This study suggests to use popularity based caching for IP-based TV (IPTV) services over peer-to-peer (P2P) networks. Each peer in a P2P network can use two levels of cache hierarchy: an internal cache and a neighboring peer cache. Using this property, our main focus is on caching the globally most popular video files nearby the clients, in order to reduce the IPTV service delay, increase the quality of service provided to the clients, and reduce the traffic over the Internet backbone. The proposed framework was applied on real data traces from live P2P networks. The results demonstrate a significant improvement over the Least Recently Used (LRU) and the Least Frequently Used (LFU) cache management schemes. This study is motivated by the vision of large P2P networks consisting of many volunteers serving as peers, each of which has a relatively small cache size, in terms of the number of video items it can store. Since the performance of both the LRU and LFU schemes is very poor for small cache, there is a need for another cache management scheme, which outperforms these schemes, especially for small cache size. The proposed distributed popularity-based caching scheme can significantly increase the performance of P2P networks used for video streaming, with respect to the existing networks, that use the LRU or LFU schemes. The performance metric used for comparison is the cache hit ratio and the expected delay for content delivery. In both parameters a significant improvement is demonstrated.

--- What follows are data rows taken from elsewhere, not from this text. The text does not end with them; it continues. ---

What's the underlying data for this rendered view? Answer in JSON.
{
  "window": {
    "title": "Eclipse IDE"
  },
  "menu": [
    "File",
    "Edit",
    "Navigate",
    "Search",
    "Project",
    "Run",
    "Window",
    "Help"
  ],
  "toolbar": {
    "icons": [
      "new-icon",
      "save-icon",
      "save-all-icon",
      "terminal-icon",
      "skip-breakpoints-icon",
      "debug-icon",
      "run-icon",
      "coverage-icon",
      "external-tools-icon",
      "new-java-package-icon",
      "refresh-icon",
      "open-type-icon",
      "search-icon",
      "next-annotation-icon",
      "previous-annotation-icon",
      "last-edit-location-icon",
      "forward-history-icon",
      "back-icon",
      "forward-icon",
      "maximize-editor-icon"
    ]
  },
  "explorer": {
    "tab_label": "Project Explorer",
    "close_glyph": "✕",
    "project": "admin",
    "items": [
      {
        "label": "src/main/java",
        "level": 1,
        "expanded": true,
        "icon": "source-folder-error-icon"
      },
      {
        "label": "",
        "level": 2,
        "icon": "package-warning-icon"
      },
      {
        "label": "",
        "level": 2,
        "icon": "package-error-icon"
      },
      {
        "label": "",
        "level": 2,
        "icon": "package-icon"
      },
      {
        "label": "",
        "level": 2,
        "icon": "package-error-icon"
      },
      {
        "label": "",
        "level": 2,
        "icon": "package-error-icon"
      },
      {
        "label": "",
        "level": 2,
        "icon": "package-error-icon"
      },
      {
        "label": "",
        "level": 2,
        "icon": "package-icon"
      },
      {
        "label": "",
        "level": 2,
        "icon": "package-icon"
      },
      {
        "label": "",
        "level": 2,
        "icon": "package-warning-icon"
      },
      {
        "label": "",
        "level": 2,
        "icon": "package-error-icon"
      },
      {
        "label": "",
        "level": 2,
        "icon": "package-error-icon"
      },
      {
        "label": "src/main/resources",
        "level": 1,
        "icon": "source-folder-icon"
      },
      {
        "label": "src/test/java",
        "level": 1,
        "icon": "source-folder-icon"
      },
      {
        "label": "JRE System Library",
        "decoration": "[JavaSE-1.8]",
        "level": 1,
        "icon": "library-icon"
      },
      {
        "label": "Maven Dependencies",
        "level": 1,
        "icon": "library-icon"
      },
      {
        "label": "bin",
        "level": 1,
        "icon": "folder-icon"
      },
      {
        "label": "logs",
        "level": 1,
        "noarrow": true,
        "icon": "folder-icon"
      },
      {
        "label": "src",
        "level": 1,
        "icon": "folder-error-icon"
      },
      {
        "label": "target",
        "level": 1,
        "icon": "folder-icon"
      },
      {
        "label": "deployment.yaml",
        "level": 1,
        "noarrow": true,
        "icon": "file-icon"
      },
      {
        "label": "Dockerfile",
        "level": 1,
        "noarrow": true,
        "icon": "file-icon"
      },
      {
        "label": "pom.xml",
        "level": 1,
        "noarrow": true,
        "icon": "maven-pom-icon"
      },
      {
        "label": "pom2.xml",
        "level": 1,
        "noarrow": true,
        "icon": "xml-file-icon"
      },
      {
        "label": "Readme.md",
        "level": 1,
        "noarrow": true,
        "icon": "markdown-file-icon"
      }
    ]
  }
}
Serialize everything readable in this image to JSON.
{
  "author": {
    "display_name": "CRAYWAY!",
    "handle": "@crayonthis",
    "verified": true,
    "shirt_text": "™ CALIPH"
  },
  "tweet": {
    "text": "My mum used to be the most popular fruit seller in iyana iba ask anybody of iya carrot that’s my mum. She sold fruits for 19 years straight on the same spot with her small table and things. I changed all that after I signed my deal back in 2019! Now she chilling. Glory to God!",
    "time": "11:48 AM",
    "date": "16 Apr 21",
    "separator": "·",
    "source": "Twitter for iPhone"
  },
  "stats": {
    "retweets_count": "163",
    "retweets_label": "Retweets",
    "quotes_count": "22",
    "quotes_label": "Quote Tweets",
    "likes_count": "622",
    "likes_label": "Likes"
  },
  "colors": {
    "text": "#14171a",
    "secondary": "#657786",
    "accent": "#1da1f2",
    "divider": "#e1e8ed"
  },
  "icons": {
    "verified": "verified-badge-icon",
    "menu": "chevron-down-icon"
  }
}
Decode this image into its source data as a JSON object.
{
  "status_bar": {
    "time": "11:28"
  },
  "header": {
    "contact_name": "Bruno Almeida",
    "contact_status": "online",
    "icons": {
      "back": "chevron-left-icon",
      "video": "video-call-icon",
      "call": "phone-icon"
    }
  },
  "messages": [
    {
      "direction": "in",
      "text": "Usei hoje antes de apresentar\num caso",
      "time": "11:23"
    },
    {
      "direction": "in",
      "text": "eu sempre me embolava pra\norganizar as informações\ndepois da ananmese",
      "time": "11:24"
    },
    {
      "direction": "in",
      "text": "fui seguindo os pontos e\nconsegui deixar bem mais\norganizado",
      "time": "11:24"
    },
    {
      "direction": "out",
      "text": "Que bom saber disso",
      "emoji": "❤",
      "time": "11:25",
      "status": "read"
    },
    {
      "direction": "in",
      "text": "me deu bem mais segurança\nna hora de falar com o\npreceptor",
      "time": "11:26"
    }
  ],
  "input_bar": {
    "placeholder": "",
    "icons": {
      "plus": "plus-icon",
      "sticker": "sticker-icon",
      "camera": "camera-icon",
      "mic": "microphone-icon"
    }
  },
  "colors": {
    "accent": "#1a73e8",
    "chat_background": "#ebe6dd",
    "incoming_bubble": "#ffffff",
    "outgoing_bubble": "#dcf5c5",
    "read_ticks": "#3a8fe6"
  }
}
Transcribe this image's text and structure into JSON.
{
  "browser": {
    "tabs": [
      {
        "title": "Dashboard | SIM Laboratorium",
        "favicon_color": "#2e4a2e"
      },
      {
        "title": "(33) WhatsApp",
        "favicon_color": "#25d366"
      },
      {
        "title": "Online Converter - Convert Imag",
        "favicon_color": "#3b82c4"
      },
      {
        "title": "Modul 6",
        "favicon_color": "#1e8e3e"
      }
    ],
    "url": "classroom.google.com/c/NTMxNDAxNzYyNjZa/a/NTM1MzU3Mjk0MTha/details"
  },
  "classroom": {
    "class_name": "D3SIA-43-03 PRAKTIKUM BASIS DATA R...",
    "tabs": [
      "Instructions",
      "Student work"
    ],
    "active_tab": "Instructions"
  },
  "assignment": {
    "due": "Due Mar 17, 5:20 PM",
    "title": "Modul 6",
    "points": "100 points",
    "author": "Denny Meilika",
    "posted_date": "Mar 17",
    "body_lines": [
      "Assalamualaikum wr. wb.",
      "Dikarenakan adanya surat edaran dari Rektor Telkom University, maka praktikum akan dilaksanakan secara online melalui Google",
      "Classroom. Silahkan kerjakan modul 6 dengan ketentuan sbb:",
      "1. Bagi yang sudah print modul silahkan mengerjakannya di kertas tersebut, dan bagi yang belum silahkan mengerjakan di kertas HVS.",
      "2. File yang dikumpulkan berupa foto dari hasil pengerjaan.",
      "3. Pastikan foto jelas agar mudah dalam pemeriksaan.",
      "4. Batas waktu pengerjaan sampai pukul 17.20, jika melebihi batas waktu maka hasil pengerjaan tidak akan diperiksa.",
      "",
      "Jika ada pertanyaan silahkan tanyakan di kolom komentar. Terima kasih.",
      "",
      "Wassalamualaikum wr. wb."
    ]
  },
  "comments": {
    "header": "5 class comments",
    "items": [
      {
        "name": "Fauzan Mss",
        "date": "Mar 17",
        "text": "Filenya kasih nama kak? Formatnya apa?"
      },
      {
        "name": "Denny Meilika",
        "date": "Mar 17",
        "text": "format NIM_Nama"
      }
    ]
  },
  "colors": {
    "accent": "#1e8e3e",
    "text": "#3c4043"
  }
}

Bibliographical notePublisher Copyright:
© 2015, Springer Science+Business Media New York.
- Content distribution networks
- P2P networks
- Video streaming
ASJC Scopus subject areas
- Computer Networks and Communications